_What you are asked to do_
All of the records that follow need to be copied word for word, without the pictures.
==== Dataset excerpts ====
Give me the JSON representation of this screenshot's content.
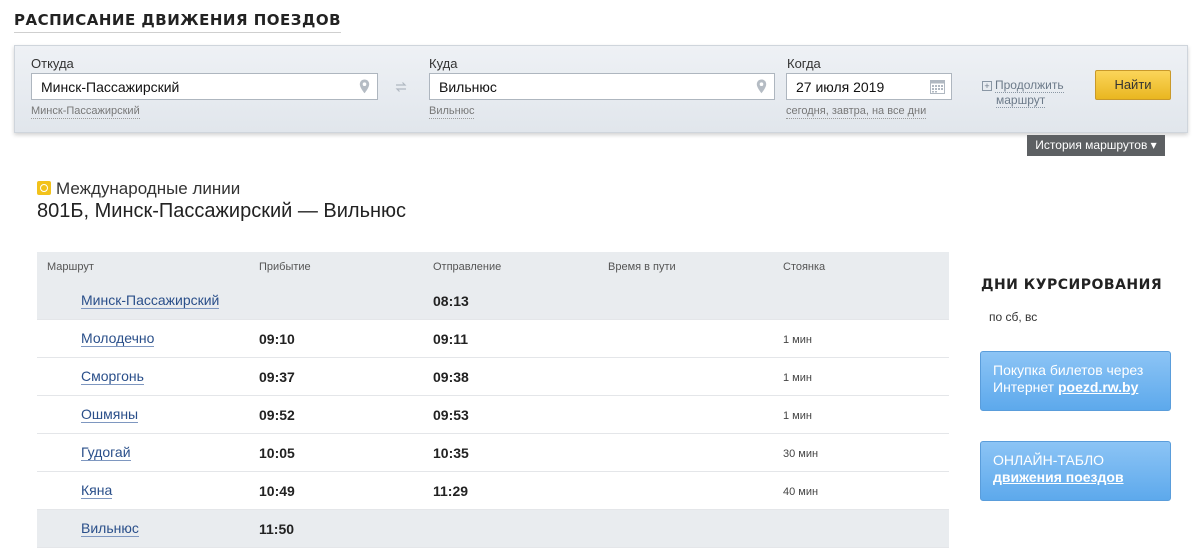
{
  "page": {
    "title": "Расписание движения поездов"
  },
  "search": {
    "from_label": "Откуда",
    "from_value": "Минск-Пассажирский",
    "from_hint": "Минск-Пассажирский",
    "to_label": "Куда",
    "to_value": "Вильнюс",
    "to_hint": "Вильнюс",
    "when_label": "Когда",
    "when_value": "27 июля 2019",
    "when_hint": "сегодня, завтра, на все дни",
    "continue_line1": "Продолжить",
    "continue_line2": "маршрут",
    "find_label": "Найти",
    "history_label": "История маршрутов ▾"
  },
  "train": {
    "category": "Международные линии",
    "title": "801Б, Минск-Пассажирский — Вильнюс"
  },
  "timetable": {
    "headers": [
      "Маршрут",
      "Прибытие",
      "Отправление",
      "Время в пути",
      "Стоянка"
    ],
    "rows": [
      {
        "station": "Минск-Пассажирский",
        "arrival": "",
        "departure": "08:13",
        "travel": "",
        "stop": ""
      },
      {
        "station": "Молодечно",
        "arrival": "09:10",
        "departure": "09:11",
        "travel": "",
        "stop": "1 мин"
      },
      {
        "station": "Сморгонь",
        "arrival": "09:37",
        "departure": "09:38",
        "travel": "",
        "stop": "1 мин"
      },
      {
        "station": "Ошмяны",
        "arrival": "09:52",
        "departure": "09:53",
        "travel": "",
        "stop": "1 мин"
      },
      {
        "station": "Гудогай",
        "arrival": "10:05",
        "departure": "10:35",
        "travel": "",
        "stop": "30 мин"
      },
      {
        "station": "Кяна",
        "arrival": "10:49",
        "departure": "11:29",
        "travel": "",
        "stop": "40 мин"
      },
      {
        "station": "Вильнюс",
        "arrival": "11:50",
        "departure": "",
        "travel": "",
        "stop": ""
      }
    ]
  },
  "sidebar": {
    "days_title": "Дни курсирования",
    "days_value": "по сб, вс",
    "promo1_line1": "Покупка билетов через",
    "promo1_prefix": "Интернет",
    "promo1_link": "poezd.rw.by",
    "promo2_line1": "ОНЛАЙН-ТАБЛО",
    "promo2_link": "движения поездов"
  },
  "colors": {
    "accent_button": "#f0c22e",
    "link": "#2a4f8a",
    "promo": "#6db2f0",
    "history": "#5d6063"
  }
}
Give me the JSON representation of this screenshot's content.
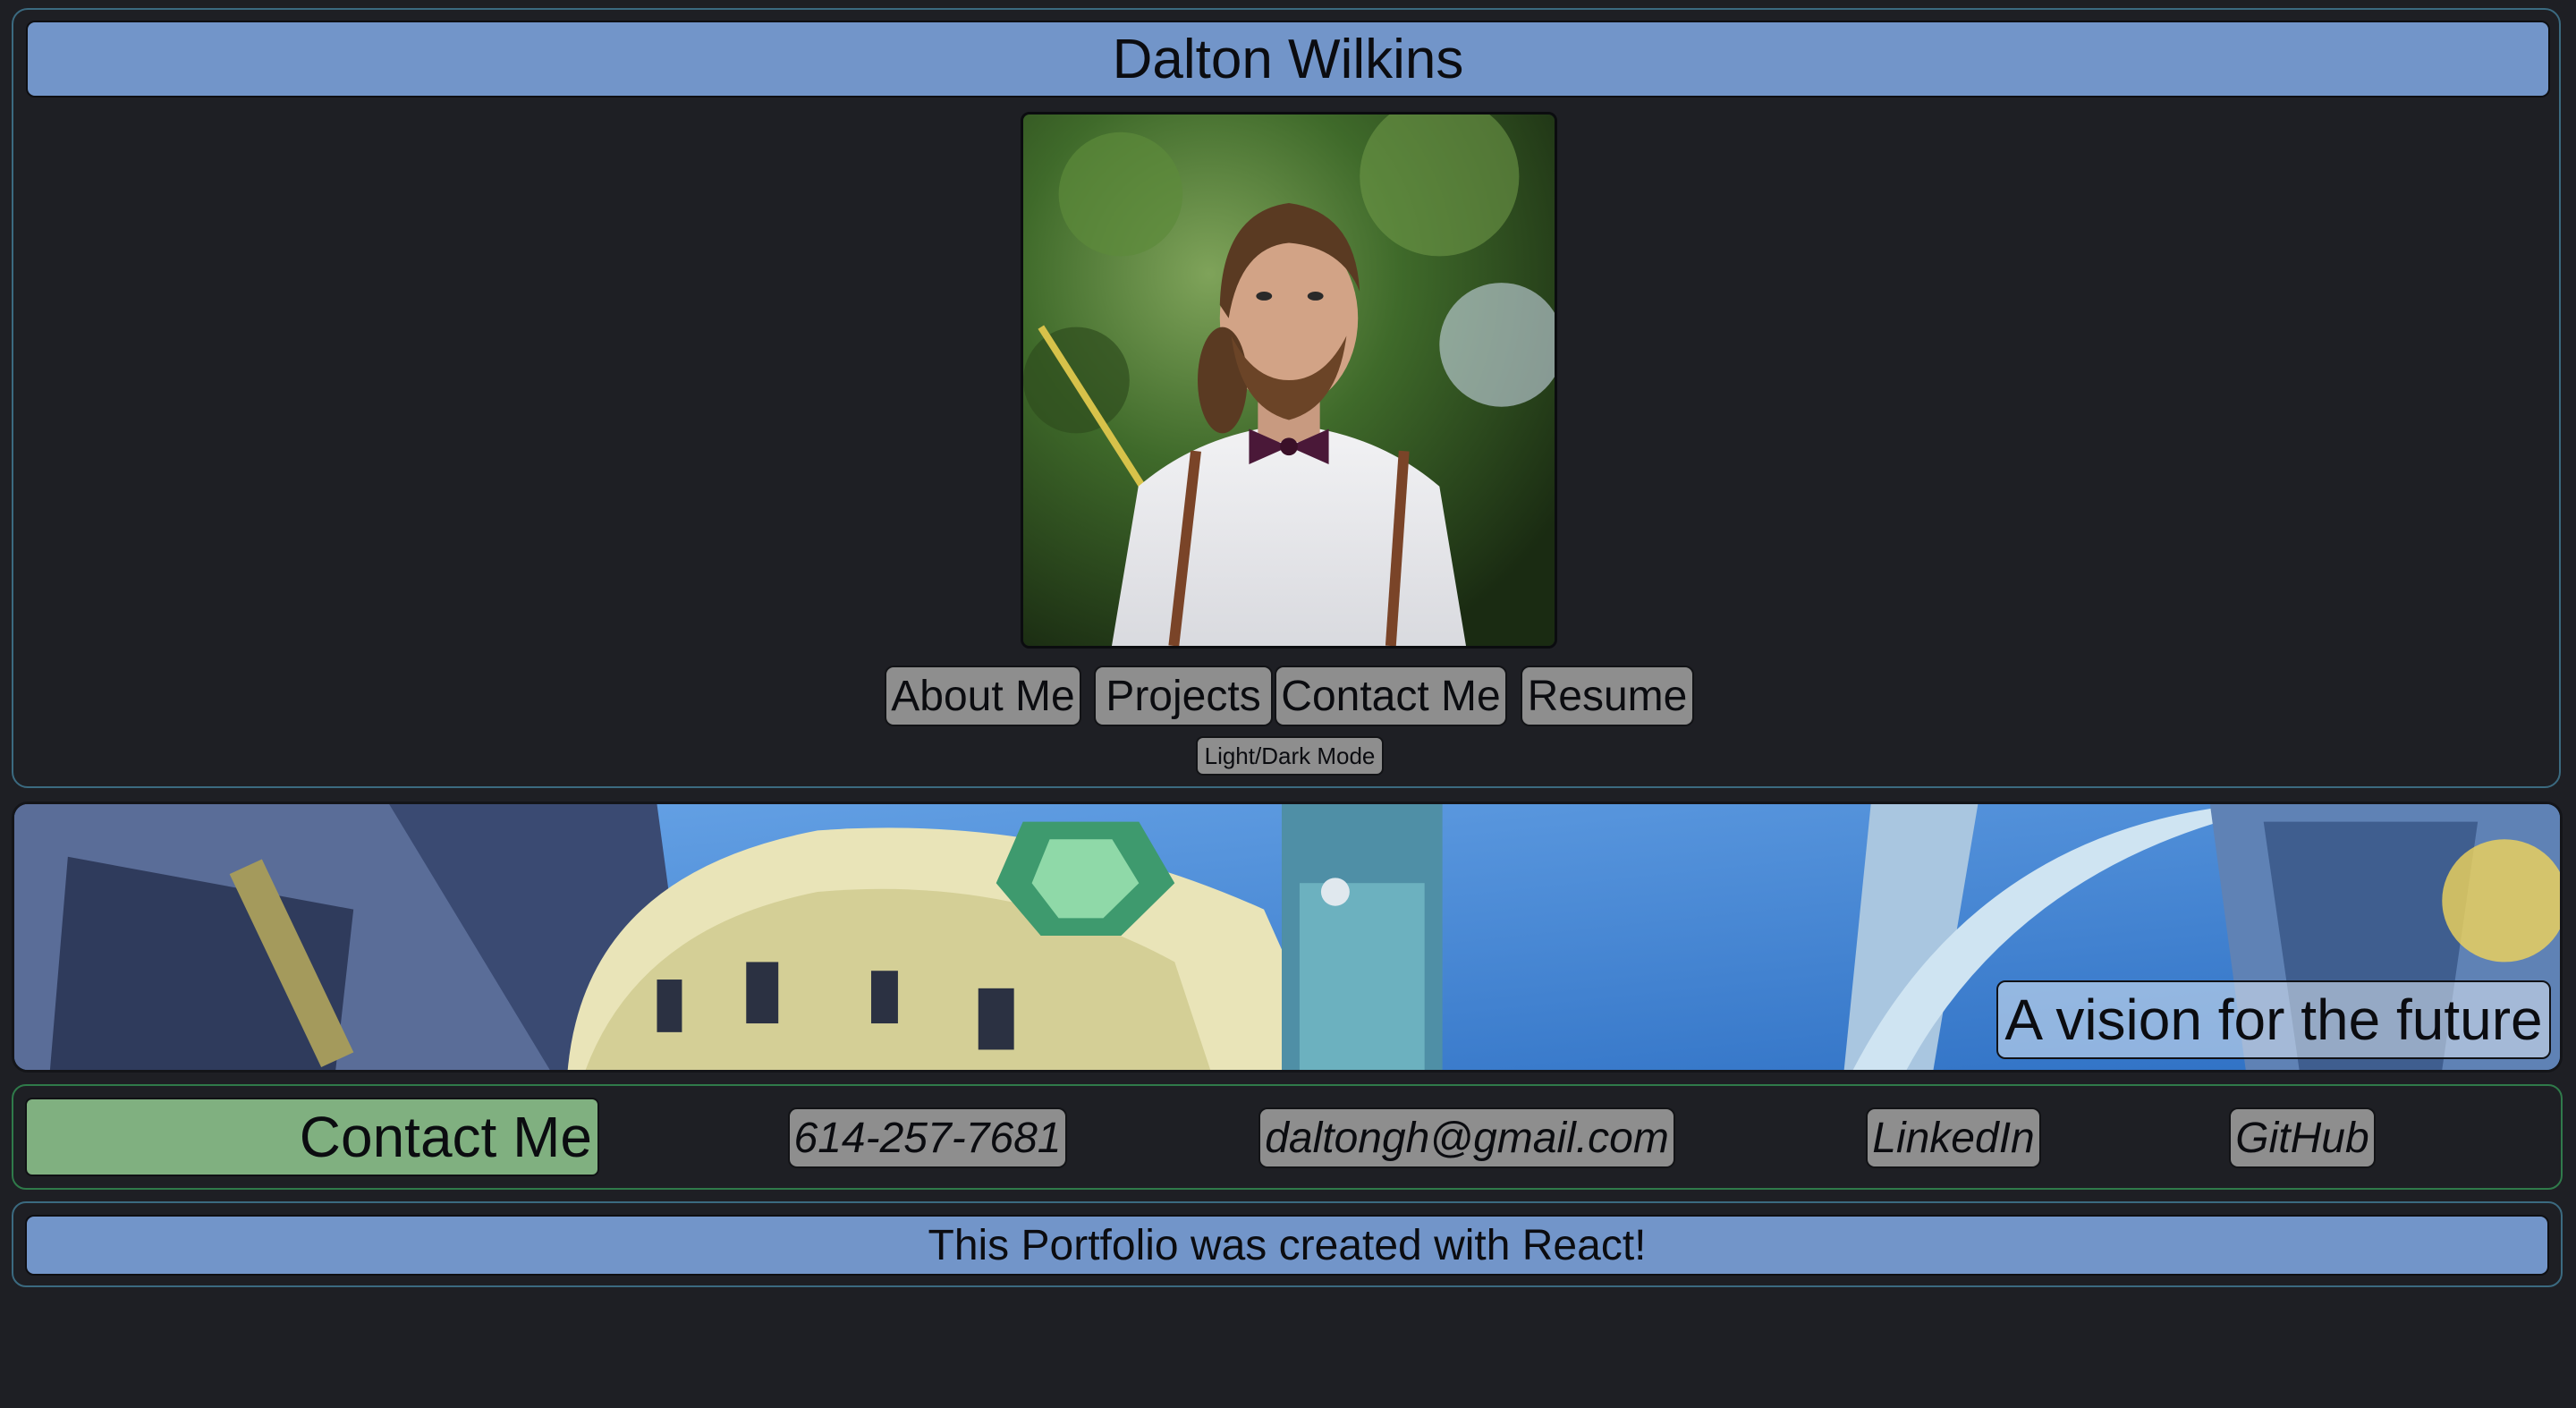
{
  "header": {
    "name": "Dalton Wilkins"
  },
  "nav": {
    "items": [
      {
        "label": "About Me"
      },
      {
        "label": "Projects"
      },
      {
        "label": "Contact Me"
      },
      {
        "label": "Resume"
      }
    ],
    "mode_toggle": "Light/Dark Mode"
  },
  "banner": {
    "caption": "A vision for the future"
  },
  "contact": {
    "heading": "Contact Me",
    "phone": "614-257-7681",
    "email": "daltongh@gmail.com",
    "linkedin": "LinkedIn",
    "github": "GitHub"
  },
  "footer": {
    "text": "This Portfolio was created with React!"
  },
  "colors": {
    "background": "#1e1f24",
    "header_bar": "#7295c9",
    "contact_heading": "#80b080",
    "button": "#8e8e8e"
  }
}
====
_Answer to this problem_
Give me the JSON representation of this screenshot's content.
{
  "page": {
    "title": "Расписание движения поездов"
  },
  "search": {
    "from_label": "Откуда",
    "from_value": "Минск-Пассажирский",
    "from_hint": "Минск-Пассажирский",
    "to_label": "Куда",
    "to_value": "Вильнюс",
    "to_hint": "Вильнюс",
    "when_label": "Когда",
    "when_value": "27 июля 2019",
    "when_hint": "сегодня, завтра, на все дни",
    "continue_line1": "Продолжить",
    "continue_line2": "маршрут",
    "find_label": "Найти",
    "history_label": "История маршрутов ▾"
  },
  "train": {
    "category": "Международные линии",
    "title": "801Б, Минск-Пассажирский — Вильнюс"
  },
  "timetable": {
    "headers": [
      "Маршрут",
      "Прибытие",
      "Отправление",
      "Время в пути",
      "Стоянка"
    ],
    "rows": [
      {
        "station": "Минск-Пассажирский",
        "arrival": "",
        "departure": "08:13",
        "travel": "",
        "stop": ""
      },
      {
        "station": "Молодечно",
        "arrival": "09:10",
        "departure": "09:11",
        "travel": "",
        "stop": "1 мин"
      },
      {
        "station": "Сморгонь",
        "arrival": "09:37",
        "departure": "09:38",
        "travel": "",
        "stop": "1 мин"
      },
      {
        "station": "Ошмяны",
        "arrival": "09:52",
        "departure": "09:53",
        "travel": "",
        "stop": "1 мин"
      },
      {
        "station": "Гудогай",
        "arrival": "10:05",
        "departure": "10:35",
        "travel": "",
        "stop": "30 мин"
      },
      {
        "station": "Кяна",
        "arrival": "10:49",
        "departure": "11:29",
        "travel": "",
        "stop": "40 мин"
      },
      {
        "station": "Вильнюс",
        "arrival": "11:50",
        "departure": "",
        "travel": "",
        "stop": ""
      }
    ]
  },
  "sidebar": {
    "days_title": "Дни курсирования",
    "days_value": "по сб, вс",
    "promo1_line1": "Покупка билетов через",
    "promo1_prefix": "Интернет",
    "promo1_link": "poezd.rw.by",
    "promo2_line1": "ОНЛАЙН-ТАБЛО",
    "promo2_link": "движения поездов"
  },
  "colors": {
    "accent_button": "#f0c22e",
    "link": "#2a4f8a",
    "promo": "#6db2f0",
    "history": "#5d6063"
  }
}
Give me the JSON representation of this screenshot's content.
{
  "header": {
    "name": "Dalton Wilkins"
  },
  "nav": {
    "items": [
      {
        "label": "About Me"
      },
      {
        "label": "Projects"
      },
      {
        "label": "Contact Me"
      },
      {
        "label": "Resume"
      }
    ],
    "mode_toggle": "Light/Dark Mode"
  },
  "banner": {
    "caption": "A vision for the future"
  },
  "contact": {
    "heading": "Contact Me",
    "phone": "614-257-7681",
    "email": "daltongh@gmail.com",
    "linkedin": "LinkedIn",
    "github": "GitHub"
  },
  "footer": {
    "text": "This Portfolio was created with React!"
  },
  "colors": {
    "background": "#1e1f24",
    "header_bar": "#7295c9",
    "contact_heading": "#80b080",
    "button": "#8e8e8e"
  }
}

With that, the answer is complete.